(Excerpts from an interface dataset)
* * * * * * *

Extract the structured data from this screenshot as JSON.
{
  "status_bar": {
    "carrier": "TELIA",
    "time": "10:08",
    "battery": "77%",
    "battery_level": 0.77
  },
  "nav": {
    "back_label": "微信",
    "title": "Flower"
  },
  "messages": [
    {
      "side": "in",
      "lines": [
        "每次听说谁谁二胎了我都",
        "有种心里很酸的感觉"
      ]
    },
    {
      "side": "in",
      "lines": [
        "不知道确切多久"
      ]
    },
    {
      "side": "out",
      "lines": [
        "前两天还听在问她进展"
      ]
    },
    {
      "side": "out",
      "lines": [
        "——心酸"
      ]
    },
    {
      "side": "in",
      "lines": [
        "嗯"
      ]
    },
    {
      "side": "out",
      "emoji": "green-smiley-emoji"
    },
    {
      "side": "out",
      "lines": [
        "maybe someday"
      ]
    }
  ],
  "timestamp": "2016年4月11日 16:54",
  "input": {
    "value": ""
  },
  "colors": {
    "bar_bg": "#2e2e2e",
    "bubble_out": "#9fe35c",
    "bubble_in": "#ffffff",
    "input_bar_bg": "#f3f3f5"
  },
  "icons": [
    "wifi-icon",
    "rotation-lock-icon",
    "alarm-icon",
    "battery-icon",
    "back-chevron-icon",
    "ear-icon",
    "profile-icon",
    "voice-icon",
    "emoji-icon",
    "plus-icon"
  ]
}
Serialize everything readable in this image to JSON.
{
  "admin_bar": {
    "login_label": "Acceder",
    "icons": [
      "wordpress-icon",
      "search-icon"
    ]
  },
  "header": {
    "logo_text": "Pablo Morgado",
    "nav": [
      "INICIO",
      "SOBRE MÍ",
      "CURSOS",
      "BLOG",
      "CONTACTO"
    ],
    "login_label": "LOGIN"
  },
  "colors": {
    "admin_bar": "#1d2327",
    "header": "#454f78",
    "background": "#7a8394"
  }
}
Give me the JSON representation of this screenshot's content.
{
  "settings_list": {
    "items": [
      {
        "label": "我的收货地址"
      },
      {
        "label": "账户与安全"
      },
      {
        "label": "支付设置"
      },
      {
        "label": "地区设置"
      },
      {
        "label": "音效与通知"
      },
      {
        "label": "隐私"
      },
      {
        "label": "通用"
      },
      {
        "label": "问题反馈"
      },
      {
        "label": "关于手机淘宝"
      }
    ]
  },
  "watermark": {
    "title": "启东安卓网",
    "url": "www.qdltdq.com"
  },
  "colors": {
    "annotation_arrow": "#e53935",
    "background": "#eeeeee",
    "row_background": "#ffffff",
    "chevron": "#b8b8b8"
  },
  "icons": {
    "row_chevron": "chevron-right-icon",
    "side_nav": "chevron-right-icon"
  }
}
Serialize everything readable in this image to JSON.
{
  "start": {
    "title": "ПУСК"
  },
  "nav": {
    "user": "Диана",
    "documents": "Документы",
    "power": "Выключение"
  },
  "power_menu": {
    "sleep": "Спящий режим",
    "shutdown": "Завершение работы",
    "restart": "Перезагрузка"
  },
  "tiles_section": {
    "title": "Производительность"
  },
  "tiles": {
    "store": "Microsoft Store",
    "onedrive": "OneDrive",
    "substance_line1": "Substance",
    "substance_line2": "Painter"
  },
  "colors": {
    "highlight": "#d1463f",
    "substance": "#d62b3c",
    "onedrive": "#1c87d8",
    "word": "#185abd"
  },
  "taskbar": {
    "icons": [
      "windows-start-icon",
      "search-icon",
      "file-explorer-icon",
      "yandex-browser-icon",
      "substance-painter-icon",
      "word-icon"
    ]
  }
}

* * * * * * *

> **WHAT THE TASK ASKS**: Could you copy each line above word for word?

> **YOUR SOLUTION**:
Extract the structured data from this screenshot as JSON.
{
  "status_bar": {
    "carrier": "TELIA",
    "time": "10:08",
    "battery": "77%",
    "battery_level": 0.77
  },
  "nav": {
    "back_label": "微信",
    "title": "Flower"
  },
  "messages": [
    {
      "side": "in",
      "lines": [
        "每次听说谁谁二胎了我都",
        "有种心里很酸的感觉"
      ]
    },
    {
      "side": "in",
      "lines": [
        "不知道确切多久"
      ]
    },
    {
      "side": "out",
      "lines": [
        "前两天还听在问她进展"
      ]
    },
    {
      "side": "out",
      "lines": [
        "——心酸"
      ]
    },
    {
      "side": "in",
      "lines": [
        "嗯"
      ]
    },
    {
      "side": "out",
      "emoji": "green-smiley-emoji"
    },
    {
      "side": "out",
      "lines": [
        "maybe someday"
      ]
    }
  ],
  "timestamp": "2016年4月11日 16:54",
  "input": {
    "value": ""
  },
  "colors": {
    "bar_bg": "#2e2e2e",
    "bubble_out": "#9fe35c",
    "bubble_in": "#ffffff",
    "input_bar_bg": "#f3f3f5"
  },
  "icons": [
    "wifi-icon",
    "rotation-lock-icon",
    "alarm-icon",
    "battery-icon",
    "back-chevron-icon",
    "ear-icon",
    "profile-icon",
    "voice-icon",
    "emoji-icon",
    "plus-icon"
  ]
}
Serialize everything readable in this image to JSON.
{
  "admin_bar": {
    "login_label": "Acceder",
    "icons": [
      "wordpress-icon",
      "search-icon"
    ]
  },
  "header": {
    "logo_text": "Pablo Morgado",
    "nav": [
      "INICIO",
      "SOBRE MÍ",
      "CURSOS",
      "BLOG",
      "CONTACTO"
    ],
    "login_label": "LOGIN"
  },
  "colors": {
    "admin_bar": "#1d2327",
    "header": "#454f78",
    "background": "#7a8394"
  }
}
Give me the JSON representation of this screenshot's content.
{
  "settings_list": {
    "items": [
      {
        "label": "我的收货地址"
      },
      {
        "label": "账户与安全"
      },
      {
        "label": "支付设置"
      },
      {
        "label": "地区设置"
      },
      {
        "label": "音效与通知"
      },
      {
        "label": "隐私"
      },
      {
        "label": "通用"
      },
      {
        "label": "问题反馈"
      },
      {
        "label": "关于手机淘宝"
      }
    ]
  },
  "watermark": {
    "title": "启东安卓网",
    "url": "www.qdltdq.com"
  },
  "colors": {
    "annotation_arrow": "#e53935",
    "background": "#eeeeee",
    "row_background": "#ffffff",
    "chevron": "#b8b8b8"
  },
  "icons": {
    "row_chevron": "chevron-right-icon",
    "side_nav": "chevron-right-icon"
  }
}
Serialize everything readable in this image to JSON.
{
  "start": {
    "title": "ПУСК"
  },
  "nav": {
    "user": "Диана",
    "documents": "Документы",
    "power": "Выключение"
  },
  "power_menu": {
    "sleep": "Спящий режим",
    "shutdown": "Завершение работы",
    "restart": "Перезагрузка"
  },
  "tiles_section": {
    "title": "Производительность"
  },
  "tiles": {
    "store": "Microsoft Store",
    "onedrive": "OneDrive",
    "substance_line1": "Substance",
    "substance_line2": "Painter"
  },
  "colors": {
    "highlight": "#d1463f",
    "substance": "#d62b3c",
    "onedrive": "#1c87d8",
    "word": "#185abd"
  },
  "taskbar": {
    "icons": [
      "windows-start-icon",
      "search-icon",
      "file-explorer-icon",
      "yandex-browser-icon",
      "substance-painter-icon",
      "word-icon"
    ]
  }
}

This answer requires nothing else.